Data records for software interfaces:
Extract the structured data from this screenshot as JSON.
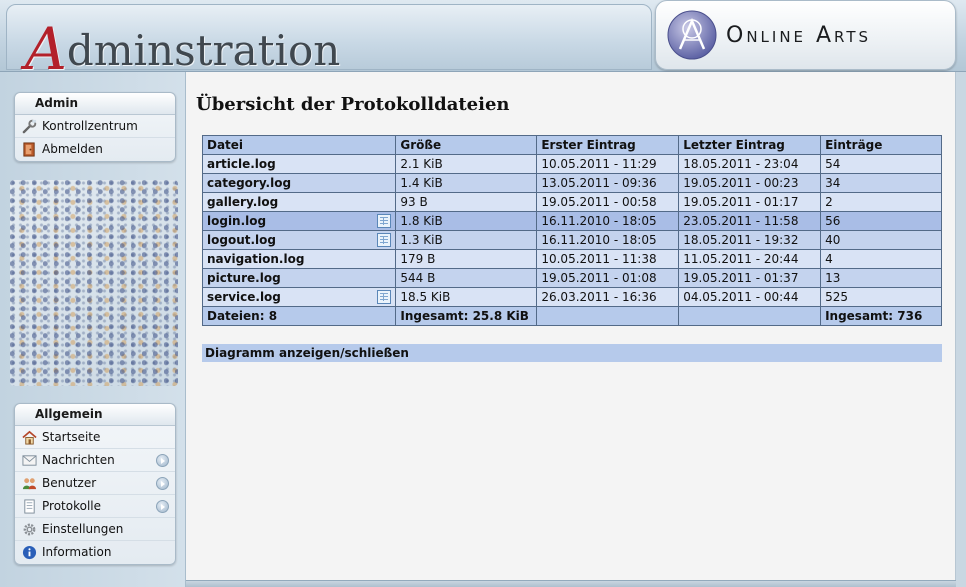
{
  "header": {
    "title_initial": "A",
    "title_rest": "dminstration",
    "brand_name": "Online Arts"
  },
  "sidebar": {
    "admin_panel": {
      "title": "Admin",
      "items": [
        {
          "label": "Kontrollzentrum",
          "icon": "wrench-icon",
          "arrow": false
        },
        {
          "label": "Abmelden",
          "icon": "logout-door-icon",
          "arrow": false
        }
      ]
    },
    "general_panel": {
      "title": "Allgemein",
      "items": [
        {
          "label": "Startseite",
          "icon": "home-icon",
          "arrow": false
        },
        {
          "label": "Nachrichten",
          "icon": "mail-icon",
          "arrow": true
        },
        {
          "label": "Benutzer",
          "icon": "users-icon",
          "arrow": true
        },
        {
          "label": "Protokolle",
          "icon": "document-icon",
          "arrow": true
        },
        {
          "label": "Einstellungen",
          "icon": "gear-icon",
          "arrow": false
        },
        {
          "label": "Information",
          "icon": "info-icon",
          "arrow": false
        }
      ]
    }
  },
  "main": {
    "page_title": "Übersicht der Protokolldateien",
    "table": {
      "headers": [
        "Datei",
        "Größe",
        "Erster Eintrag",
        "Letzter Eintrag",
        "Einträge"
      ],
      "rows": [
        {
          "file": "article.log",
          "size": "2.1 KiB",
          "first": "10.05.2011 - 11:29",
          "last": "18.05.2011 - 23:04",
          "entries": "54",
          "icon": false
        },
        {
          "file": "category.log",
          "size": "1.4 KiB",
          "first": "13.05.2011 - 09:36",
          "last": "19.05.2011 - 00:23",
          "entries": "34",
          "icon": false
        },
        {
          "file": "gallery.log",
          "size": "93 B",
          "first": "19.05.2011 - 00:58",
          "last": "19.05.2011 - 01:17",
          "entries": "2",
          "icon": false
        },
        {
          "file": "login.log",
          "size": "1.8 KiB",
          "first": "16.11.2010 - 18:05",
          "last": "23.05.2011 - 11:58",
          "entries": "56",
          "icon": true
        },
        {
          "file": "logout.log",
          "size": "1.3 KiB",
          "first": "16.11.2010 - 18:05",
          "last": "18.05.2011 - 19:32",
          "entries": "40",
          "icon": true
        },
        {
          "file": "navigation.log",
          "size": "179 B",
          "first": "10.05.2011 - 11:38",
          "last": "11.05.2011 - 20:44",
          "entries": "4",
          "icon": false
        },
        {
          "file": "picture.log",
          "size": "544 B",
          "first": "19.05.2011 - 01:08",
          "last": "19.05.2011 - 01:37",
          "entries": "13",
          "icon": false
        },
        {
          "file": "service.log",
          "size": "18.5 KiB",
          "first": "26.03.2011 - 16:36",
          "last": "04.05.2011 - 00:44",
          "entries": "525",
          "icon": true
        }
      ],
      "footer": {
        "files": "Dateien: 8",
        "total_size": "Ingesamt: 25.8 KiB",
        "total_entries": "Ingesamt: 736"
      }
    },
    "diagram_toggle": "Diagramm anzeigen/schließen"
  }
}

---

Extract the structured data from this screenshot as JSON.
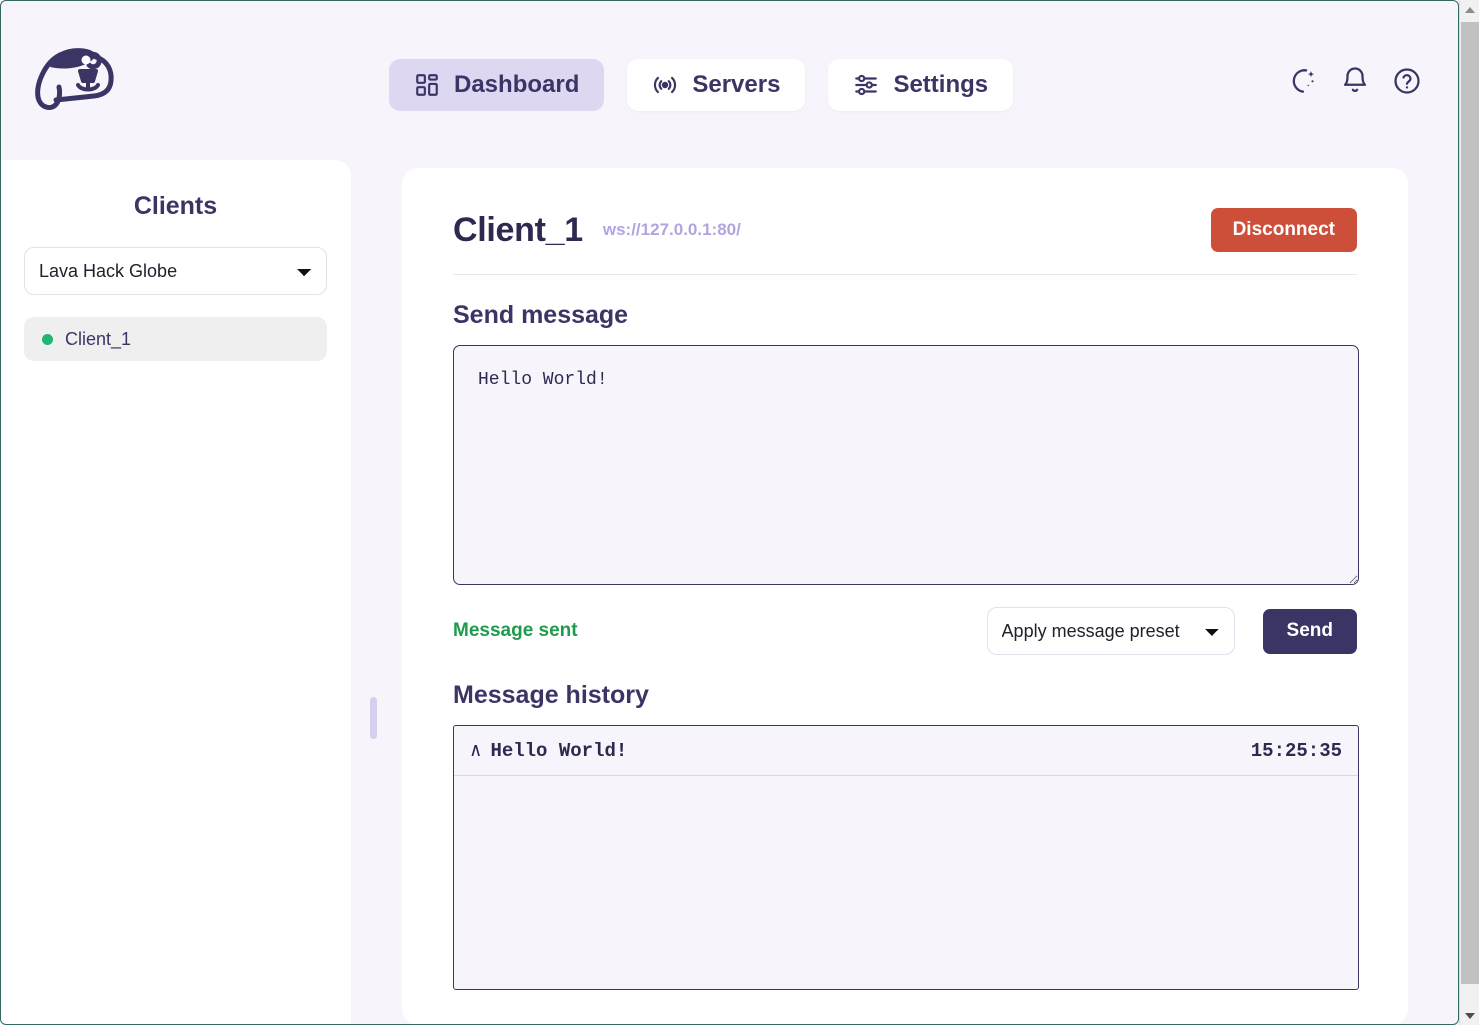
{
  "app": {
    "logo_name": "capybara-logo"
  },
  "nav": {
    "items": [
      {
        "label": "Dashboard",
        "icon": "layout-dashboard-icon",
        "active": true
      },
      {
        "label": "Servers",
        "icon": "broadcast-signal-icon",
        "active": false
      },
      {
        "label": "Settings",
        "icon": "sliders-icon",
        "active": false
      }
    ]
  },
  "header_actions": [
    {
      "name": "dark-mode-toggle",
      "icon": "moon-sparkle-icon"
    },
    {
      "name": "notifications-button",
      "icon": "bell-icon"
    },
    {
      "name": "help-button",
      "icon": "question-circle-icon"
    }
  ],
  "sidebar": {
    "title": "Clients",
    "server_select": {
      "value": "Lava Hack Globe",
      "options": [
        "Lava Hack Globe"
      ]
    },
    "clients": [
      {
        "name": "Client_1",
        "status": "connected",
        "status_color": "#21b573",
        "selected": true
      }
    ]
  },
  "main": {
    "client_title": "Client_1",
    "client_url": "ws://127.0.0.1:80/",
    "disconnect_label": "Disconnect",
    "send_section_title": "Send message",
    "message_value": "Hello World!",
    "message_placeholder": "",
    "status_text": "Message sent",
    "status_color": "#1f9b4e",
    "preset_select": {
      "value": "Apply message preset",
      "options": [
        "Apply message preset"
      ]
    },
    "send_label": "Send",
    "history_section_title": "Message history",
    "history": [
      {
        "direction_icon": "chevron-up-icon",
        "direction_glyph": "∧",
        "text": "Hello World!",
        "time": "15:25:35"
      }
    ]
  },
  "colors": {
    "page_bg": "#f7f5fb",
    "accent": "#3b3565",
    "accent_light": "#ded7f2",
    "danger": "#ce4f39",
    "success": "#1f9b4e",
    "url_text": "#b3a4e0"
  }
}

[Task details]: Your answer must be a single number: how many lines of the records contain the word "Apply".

[Response area]: 2